Early action to integrate adaptation into Community funding programmes and Community-funded projects is equally possible, particularly where infrastructure projects are concerned. This applies to programmes and projects adopted under the Cohesion Fund, the European Regional Development Fund, the European Agricultural Fund for Rural Development, the European Social Fund, the European Fisheries Fund and LIFE+, among others.
New policy responses can also be implemented at once. For example, by 2009 the Commission wishes to undertake a systematic check of how climate change is going to affect all Community policy areas and legislation and to follow up with further concrete action. Prospects for technological development associated with adaptation should be examined in close cooperation with the private sector. Additional funding will be required in the future for repairing climate-related damage, for which the insurance and financial services sectors must find innovative solutions.
As regards the second pillar, the Commission believes that the EU Common Foreign and Security Policy has an important role to play, as do bilateral and multilateral relations despite the different situations faced by partner countries.

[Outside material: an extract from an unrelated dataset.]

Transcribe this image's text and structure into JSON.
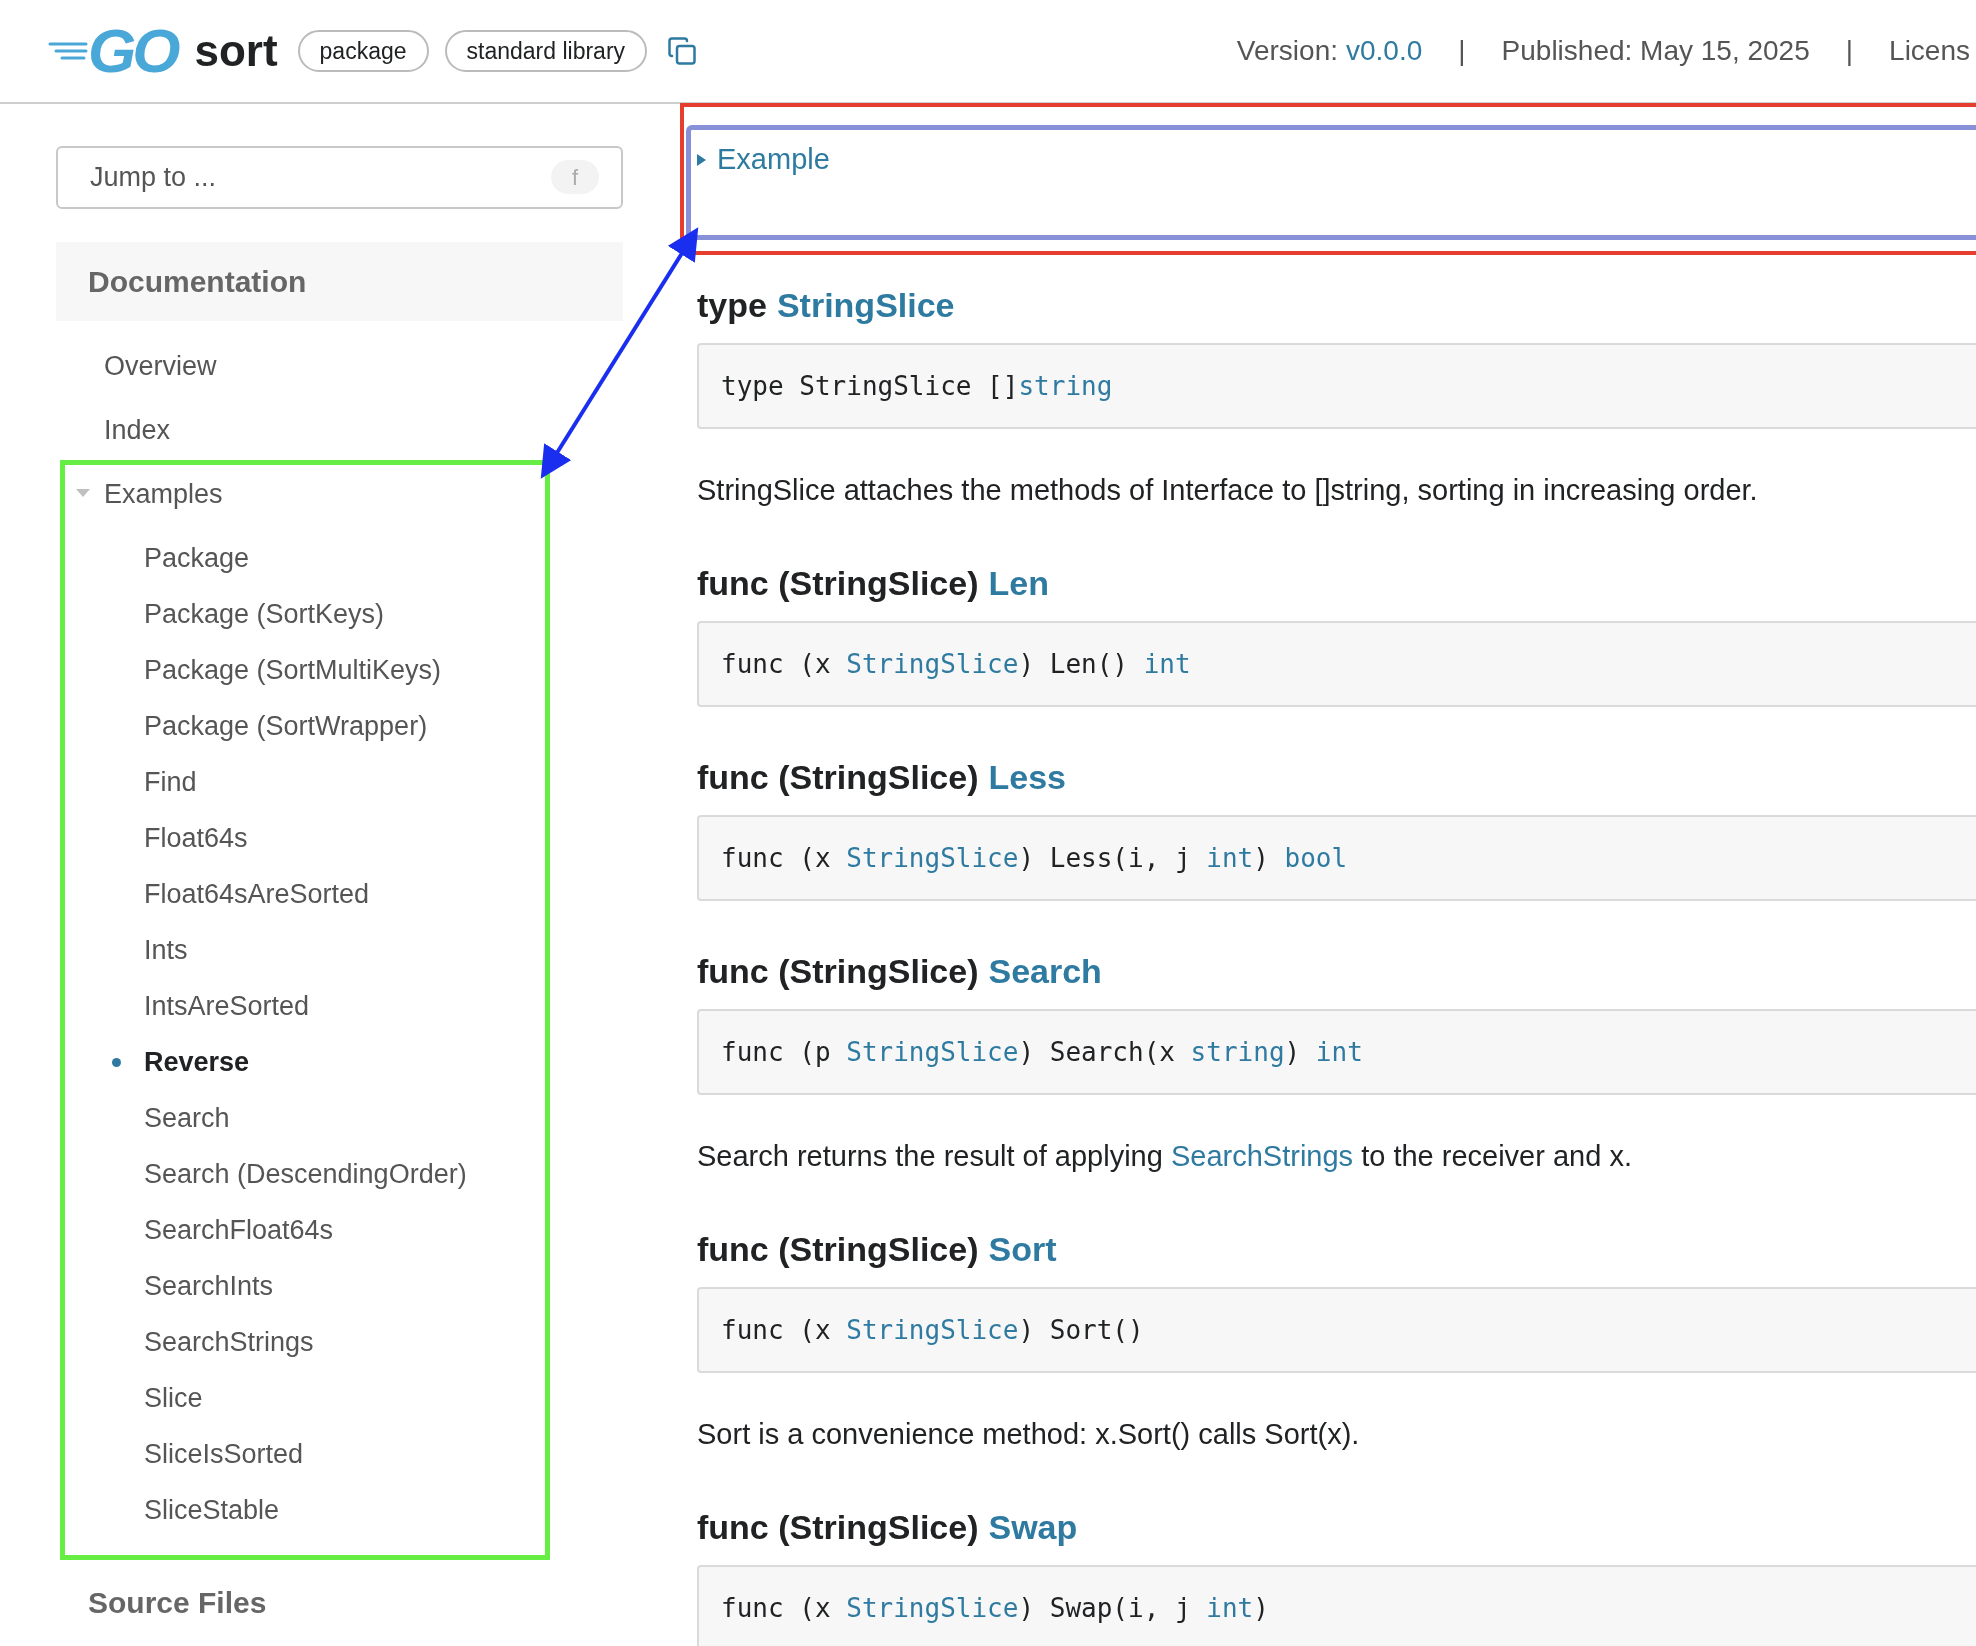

Developing countries are very vulnerable and the poorest countries will be hardest hit. It is therefore up to developed countries - given that they are historically responsible for most of the greenhouse gases accumulated in the atmosphere - to support their adaptation by sharing experience, and by using strategies for poverty reduction, planning, budgeting and existing partnerships. This support could be provided in the context of the United Nations Framework Convention on Climate Change, the EU Action Plan on Climate Change and Development and the Global Climate Change Alliance.
Greater cooperation and dialogue should be sought with neighbouring countries, particularly in the context of the European Neighbourhood Policy, and with industrialised countries that are facing similar problems to those of the EU. Lastly, trade in sustainable goods and services, and especially environmental technologies, should also be developed.

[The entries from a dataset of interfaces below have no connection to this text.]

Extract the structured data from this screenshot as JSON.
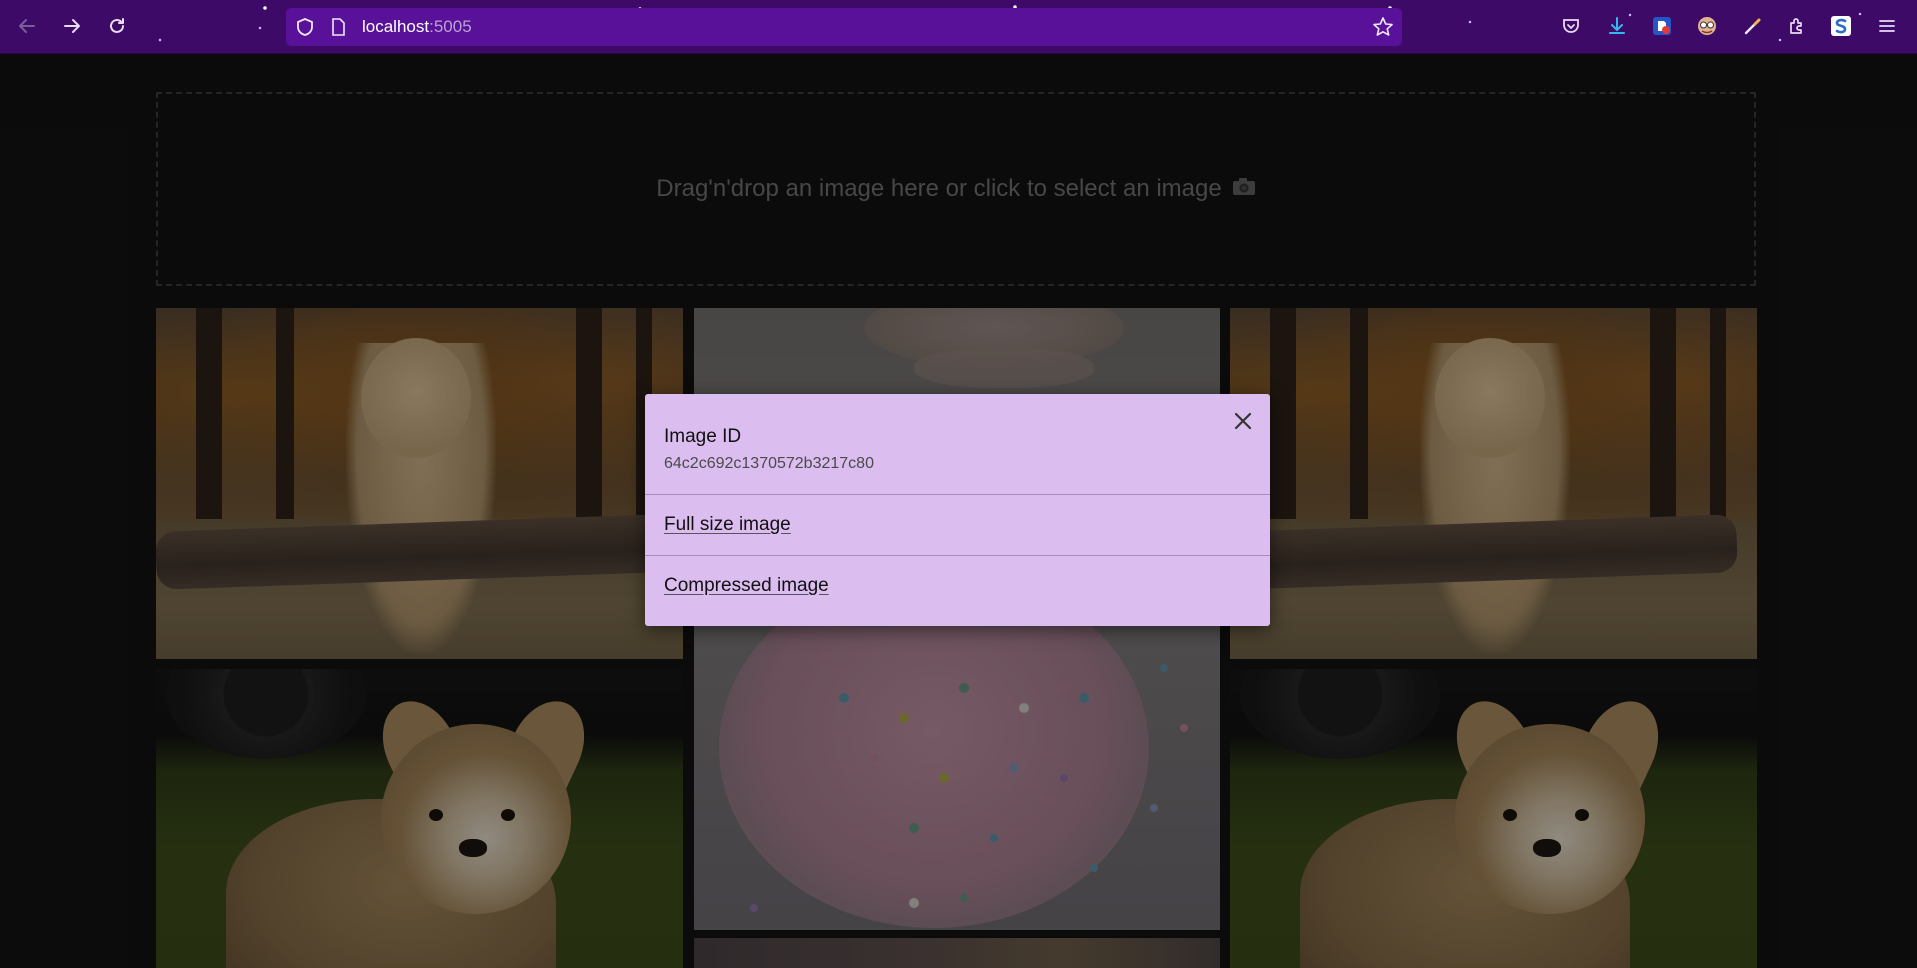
{
  "browser": {
    "url_host": "localhost",
    "url_port": ":5005",
    "icons": [
      "back-icon",
      "forward-icon",
      "reload-icon",
      "shield-icon",
      "page-icon",
      "bookmark-star-icon",
      "pocket-icon",
      "download-icon",
      "extension-icon",
      "avatar-extension-icon",
      "dropper-icon",
      "puzzle-icon",
      "s-extension-icon",
      "menu-icon"
    ]
  },
  "dropzone": {
    "text": "Drag'n'drop an image here or click to select an image"
  },
  "modal": {
    "id_label": "Image ID",
    "id_value": "64c2c692c1370572b3217c80",
    "full_size_link": "Full size image",
    "compressed_link": "Compressed image"
  },
  "colors": {
    "toolbar": "#3d0a68",
    "urlbar": "#5a119a",
    "page_bg": "#121212",
    "modal_bg": "#dbbdef"
  }
}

As regards the third pillar, the Commission believes that if an integrated, cross-sectoral and holistic approach to research is adopted, then uncertainties concerning the accuracy of forecasts, the impacts of climate change and the cost and benefits of adaptation measures can be reduced. The Commission recommends that the research agenda should focus on developing comprehensive and integrated methodologies, indicators and long-term models, improving predictions on a regional and local scale and improving access to existing data, analysing in depth the impact that climate change has on ecosystems and their capacity to withstand such effects, promoting information systems and strengthening ties between European scientists and their counterparts abroad.
As regards the fourth pillar, the Commission believes that it is necessary to set up a structured dialogue with the parties and civil society concerned by Europe's need to adapt, especially those from sectors that are particularly affected by climate change. The Commission is considering the establishment of a European Advisory Group that would consist of decision makers, scientists and representatives of civil society organisations and would comment on the work of a number of working groups acting under the aegis of the Commission.

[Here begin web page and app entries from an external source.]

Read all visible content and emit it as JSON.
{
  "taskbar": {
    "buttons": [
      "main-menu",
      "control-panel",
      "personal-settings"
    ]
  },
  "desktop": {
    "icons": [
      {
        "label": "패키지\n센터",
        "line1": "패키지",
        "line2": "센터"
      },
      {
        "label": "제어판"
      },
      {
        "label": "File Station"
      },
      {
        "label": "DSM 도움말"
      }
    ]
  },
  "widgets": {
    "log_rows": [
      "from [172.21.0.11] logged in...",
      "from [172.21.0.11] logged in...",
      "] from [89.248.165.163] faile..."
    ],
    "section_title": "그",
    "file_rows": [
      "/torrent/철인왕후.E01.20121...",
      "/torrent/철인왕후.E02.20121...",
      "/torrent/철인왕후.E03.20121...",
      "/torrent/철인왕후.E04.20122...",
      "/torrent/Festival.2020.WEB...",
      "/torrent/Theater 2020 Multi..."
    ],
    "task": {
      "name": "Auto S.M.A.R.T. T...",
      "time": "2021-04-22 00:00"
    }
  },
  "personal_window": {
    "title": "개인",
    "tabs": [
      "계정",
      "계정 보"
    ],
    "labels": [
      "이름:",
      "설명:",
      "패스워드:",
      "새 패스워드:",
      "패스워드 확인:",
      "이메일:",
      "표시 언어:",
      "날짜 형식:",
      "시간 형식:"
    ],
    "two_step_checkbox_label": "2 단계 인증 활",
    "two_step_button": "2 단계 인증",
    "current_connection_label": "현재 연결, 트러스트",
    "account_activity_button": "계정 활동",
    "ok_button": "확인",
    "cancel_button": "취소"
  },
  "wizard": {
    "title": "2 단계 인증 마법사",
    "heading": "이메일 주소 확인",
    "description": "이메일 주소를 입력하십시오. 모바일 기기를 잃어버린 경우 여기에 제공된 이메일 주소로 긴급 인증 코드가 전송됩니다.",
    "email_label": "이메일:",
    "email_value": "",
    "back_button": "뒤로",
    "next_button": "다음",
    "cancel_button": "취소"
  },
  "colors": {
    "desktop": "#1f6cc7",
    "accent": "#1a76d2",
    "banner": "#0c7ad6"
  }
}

Further information on adaptation action can be found on the climate change website of the European Commission's Environment Directorate-General.
Last updated: 05.09.2007